◆ **What you have to do**: Word for word, restate all of the entries.

* * * *

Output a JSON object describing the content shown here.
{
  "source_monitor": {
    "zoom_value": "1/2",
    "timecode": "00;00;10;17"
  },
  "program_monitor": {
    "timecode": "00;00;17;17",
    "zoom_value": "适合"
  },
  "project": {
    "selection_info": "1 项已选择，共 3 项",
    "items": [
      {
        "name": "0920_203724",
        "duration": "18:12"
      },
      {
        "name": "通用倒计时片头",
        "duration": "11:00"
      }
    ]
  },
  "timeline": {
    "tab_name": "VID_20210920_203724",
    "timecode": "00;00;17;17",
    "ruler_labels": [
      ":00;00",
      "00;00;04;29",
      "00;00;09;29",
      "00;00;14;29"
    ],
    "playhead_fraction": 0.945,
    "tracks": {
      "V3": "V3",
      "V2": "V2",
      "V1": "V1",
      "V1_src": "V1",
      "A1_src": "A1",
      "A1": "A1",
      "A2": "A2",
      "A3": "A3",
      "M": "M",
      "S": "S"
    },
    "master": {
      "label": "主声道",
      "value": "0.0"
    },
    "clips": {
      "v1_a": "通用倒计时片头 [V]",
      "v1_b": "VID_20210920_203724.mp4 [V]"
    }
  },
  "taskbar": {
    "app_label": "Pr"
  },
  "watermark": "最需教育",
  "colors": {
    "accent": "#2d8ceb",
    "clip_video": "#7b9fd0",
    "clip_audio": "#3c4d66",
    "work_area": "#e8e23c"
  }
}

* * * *

◆ **Solution for this task**:
Output a JSON object describing the content shown here.
{
  "source_monitor": {
    "zoom_value": "1/2",
    "timecode": "00;00;10;17"
  },
  "program_monitor": {
    "timecode": "00;00;17;17",
    "zoom_value": "适合"
  },
  "project": {
    "selection_info": "1 项已选择，共 3 项",
    "items": [
      {
        "name": "0920_203724",
        "duration": "18:12"
      },
      {
        "name": "通用倒计时片头",
        "duration": "11:00"
      }
    ]
  },
  "timeline": {
    "tab_name": "VID_20210920_203724",
    "timecode": "00;00;17;17",
    "ruler_labels": [
      ":00;00",
      "00;00;04;29",
      "00;00;09;29",
      "00;00;14;29"
    ],
    "playhead_fraction": 0.945,
    "tracks": {
      "V3": "V3",
      "V2": "V2",
      "V1": "V1",
      "V1_src": "V1",
      "A1_src": "A1",
      "A1": "A1",
      "A2": "A2",
      "A3": "A3",
      "M": "M",
      "S": "S"
    },
    "master": {
      "label": "主声道",
      "value": "0.0"
    },
    "clips": {
      "v1_a": "通用倒计时片头 [V]",
      "v1_b": "VID_20210920_203724.mp4 [V]"
    }
  },
  "taskbar": {
    "app_label": "Pr"
  },
  "watermark": "最需教育",
  "colors": {
    "accent": "#2d8ceb",
    "clip_video": "#7b9fd0",
    "clip_audio": "#3c4d66",
    "work_area": "#e8e23c"
  }
}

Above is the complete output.